*** Extracted data ***
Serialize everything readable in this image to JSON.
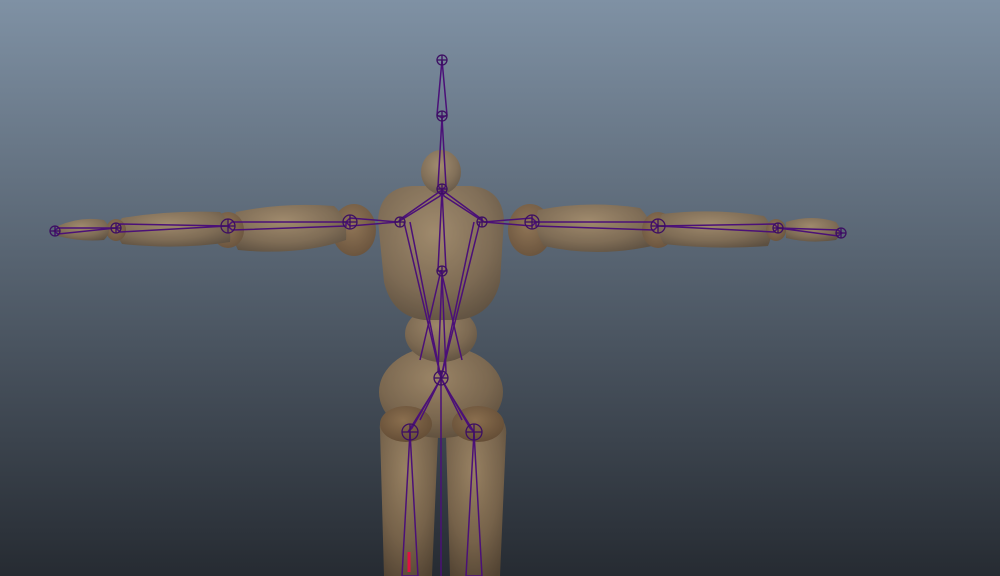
{
  "viewport": {
    "background_top": "#7f91a4",
    "background_bottom": "#262b32"
  },
  "model": {
    "body_color": "#8a6f4e",
    "joint_tint": "#7a5530",
    "bone_color": "#4b1078",
    "joint_outline": "#3d0f63",
    "selected_highlight": "#e01040"
  }
}
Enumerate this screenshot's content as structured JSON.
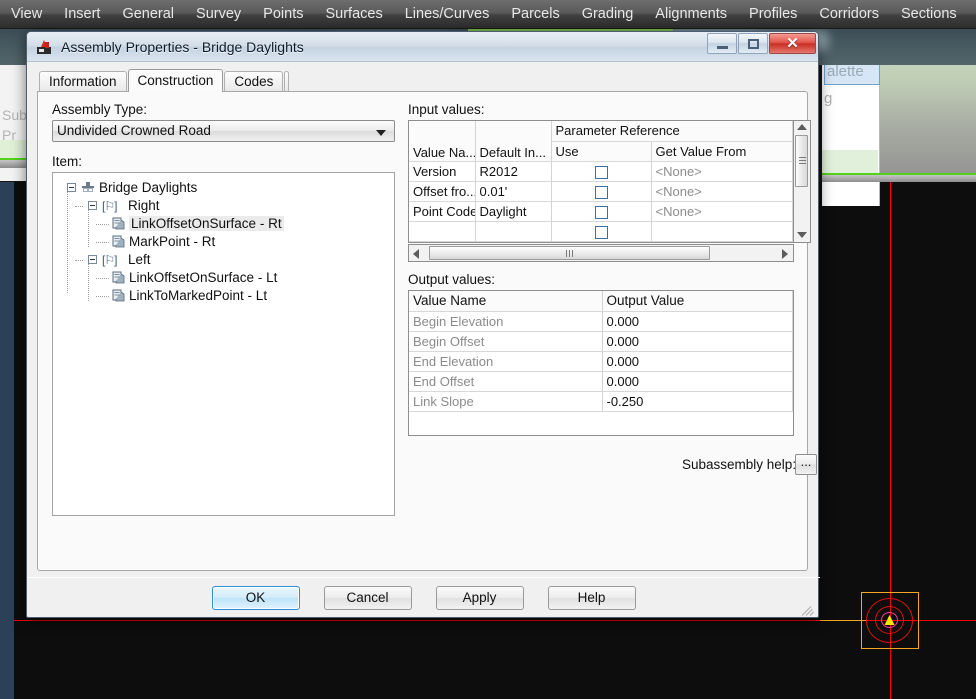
{
  "background": {
    "menubar": {
      "items": [
        "View",
        "Insert",
        "General",
        "Survey",
        "Points",
        "Surfaces",
        "Lines/Curves",
        "Parcels",
        "Grading",
        "Alignments",
        "Profiles",
        "Corridors",
        "Sections"
      ]
    },
    "palette": {
      "tab_label": "alette",
      "sub_label": "g"
    },
    "left_ghost": {
      "line1": "Sub",
      "line2": "Pr"
    },
    "colors": {
      "accent_green": "#52d21a",
      "crosshair_red": "#f20000",
      "pickbox_orange": "#f5a623",
      "canvas_black": "#0d0d0d"
    }
  },
  "dialog": {
    "title": "Assembly Properties - Bridge Daylights",
    "window_buttons": {
      "minimize": "minimize-label",
      "maximize": "maximize-label",
      "close": "✕"
    },
    "tabs": [
      {
        "label": "Information",
        "active": false
      },
      {
        "label": "Construction",
        "active": true
      },
      {
        "label": "Codes",
        "active": false
      }
    ],
    "assembly_type": {
      "label": "Assembly Type:",
      "value": "Undivided Crowned Road"
    },
    "item": {
      "label": "Item:",
      "tree": [
        {
          "text": "Bridge Daylights",
          "level": 0,
          "icon": "assembly-icon",
          "selected": false
        },
        {
          "text": "Right",
          "level": 1,
          "icon": "group-icon",
          "selected": false
        },
        {
          "text": "LinkOffsetOnSurface - Rt",
          "level": 2,
          "icon": "subassembly-icon",
          "selected": true
        },
        {
          "text": "MarkPoint - Rt",
          "level": 2,
          "icon": "subassembly-icon",
          "selected": false
        },
        {
          "text": "Left",
          "level": 1,
          "icon": "group-icon",
          "selected": false
        },
        {
          "text": "LinkOffsetOnSurface - Lt",
          "level": 2,
          "icon": "subassembly-icon",
          "selected": false
        },
        {
          "text": "LinkToMarkedPoint - Lt",
          "level": 2,
          "icon": "subassembly-icon",
          "selected": false
        }
      ]
    },
    "input_values": {
      "label": "Input values:",
      "group_header": "Parameter Reference",
      "headers": [
        "Value Na...",
        "Default In...",
        "Use",
        "Get Value From"
      ],
      "rows": [
        {
          "value_name": "Version",
          "default_input": "R2012",
          "use": false,
          "get_value_from": "<None>"
        },
        {
          "value_name": "Offset fro...",
          "default_input": "0.01'",
          "use": false,
          "get_value_from": "<None>"
        },
        {
          "value_name": "Point Codes",
          "default_input": "Daylight",
          "use": false,
          "get_value_from": "<None>"
        }
      ]
    },
    "output_values": {
      "label": "Output values:",
      "headers": [
        "Value Name",
        "Output Value"
      ],
      "rows": [
        {
          "value_name": "Begin Elevation",
          "output_value": "0.000"
        },
        {
          "value_name": "Begin Offset",
          "output_value": "0.000"
        },
        {
          "value_name": "End Elevation",
          "output_value": "0.000"
        },
        {
          "value_name": "End Offset",
          "output_value": "0.000"
        },
        {
          "value_name": "Link Slope",
          "output_value": "-0.250"
        }
      ]
    },
    "subassembly_help": {
      "label": "Subassembly help:",
      "button_label": "..."
    },
    "buttons": [
      {
        "label": "OK",
        "default": true
      },
      {
        "label": "Cancel",
        "default": false
      },
      {
        "label": "Apply",
        "default": false
      },
      {
        "label": "Help",
        "default": false
      }
    ]
  }
}
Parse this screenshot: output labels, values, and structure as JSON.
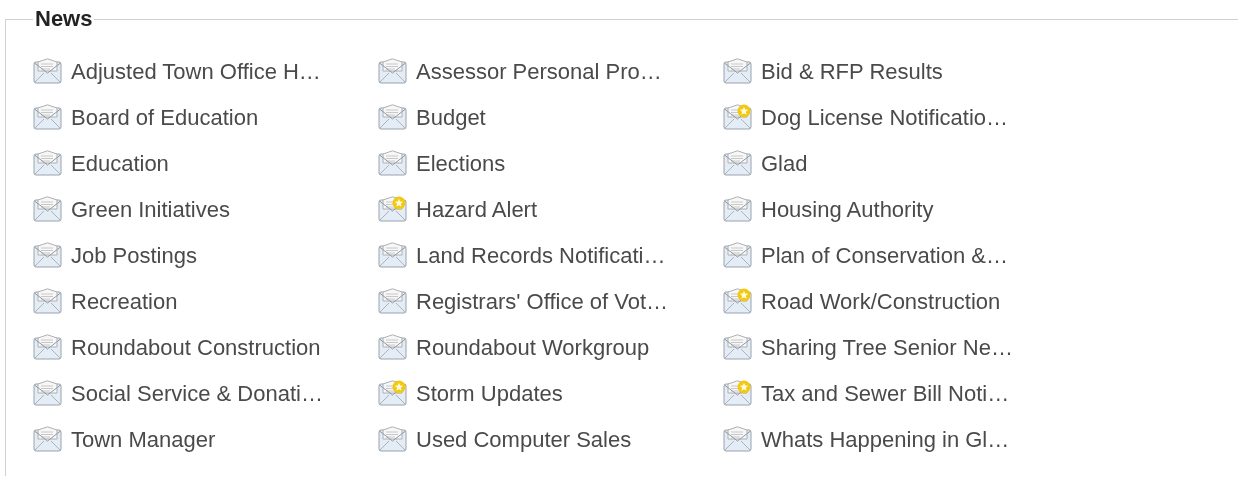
{
  "section": {
    "title": "News"
  },
  "items": [
    {
      "label": "Adjusted Town Office H…",
      "starred": false
    },
    {
      "label": "Assessor Personal Pro…",
      "starred": false
    },
    {
      "label": "Bid & RFP Results",
      "starred": false
    },
    {
      "label": "Board of Education",
      "starred": false
    },
    {
      "label": "Budget",
      "starred": false
    },
    {
      "label": "Dog License Notificatio…",
      "starred": true
    },
    {
      "label": "Education",
      "starred": false
    },
    {
      "label": "Elections",
      "starred": false
    },
    {
      "label": "Glad",
      "starred": false
    },
    {
      "label": "Green Initiatives",
      "starred": false
    },
    {
      "label": "Hazard Alert",
      "starred": true
    },
    {
      "label": "Housing Authority",
      "starred": false
    },
    {
      "label": "Job Postings",
      "starred": false
    },
    {
      "label": "Land Records Notificati…",
      "starred": false
    },
    {
      "label": "Plan of Conservation &…",
      "starred": false
    },
    {
      "label": "Recreation",
      "starred": false
    },
    {
      "label": "Registrars' Office of Vot…",
      "starred": false
    },
    {
      "label": "Road Work/Construction",
      "starred": true
    },
    {
      "label": "Roundabout Construction",
      "starred": false
    },
    {
      "label": "Roundabout Workgroup",
      "starred": false
    },
    {
      "label": "Sharing Tree Senior Ne…",
      "starred": false
    },
    {
      "label": "Social Service & Donati…",
      "starred": false
    },
    {
      "label": "Storm Updates",
      "starred": true
    },
    {
      "label": "Tax and Sewer Bill Noti…",
      "starred": true
    },
    {
      "label": "Town Manager",
      "starred": false
    },
    {
      "label": "Used Computer Sales",
      "starred": false
    },
    {
      "label": "Whats Happening in Gl…",
      "starred": false
    }
  ]
}
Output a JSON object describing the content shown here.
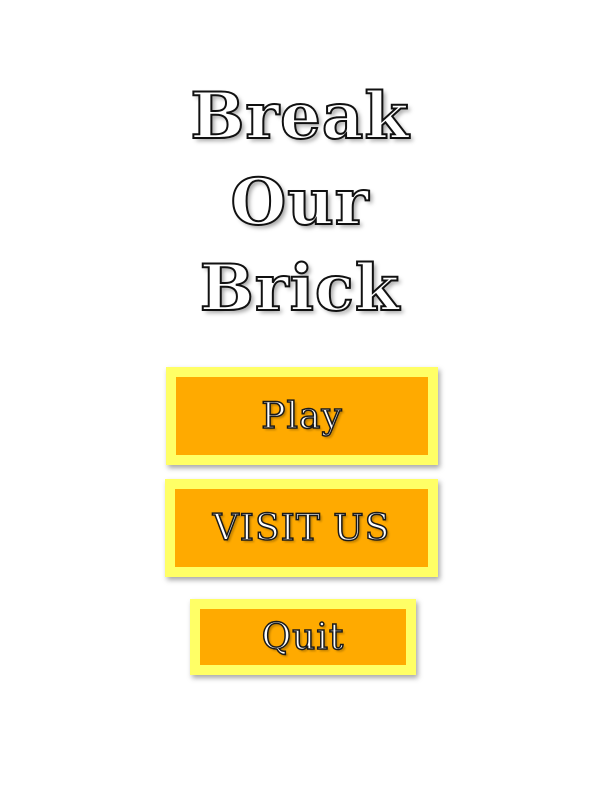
{
  "title": {
    "line1": "Break",
    "line2": "Our",
    "line3": "Brick"
  },
  "menu": {
    "play_label": "Play",
    "visit_label": "VISIT US",
    "quit_label": "Quit"
  },
  "colors": {
    "button_fill": "#ffaa00",
    "button_border": "#ffff66",
    "background": "#ffffff",
    "text_outline": "#111111"
  }
}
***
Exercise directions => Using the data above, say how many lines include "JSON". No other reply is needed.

Written solution => 4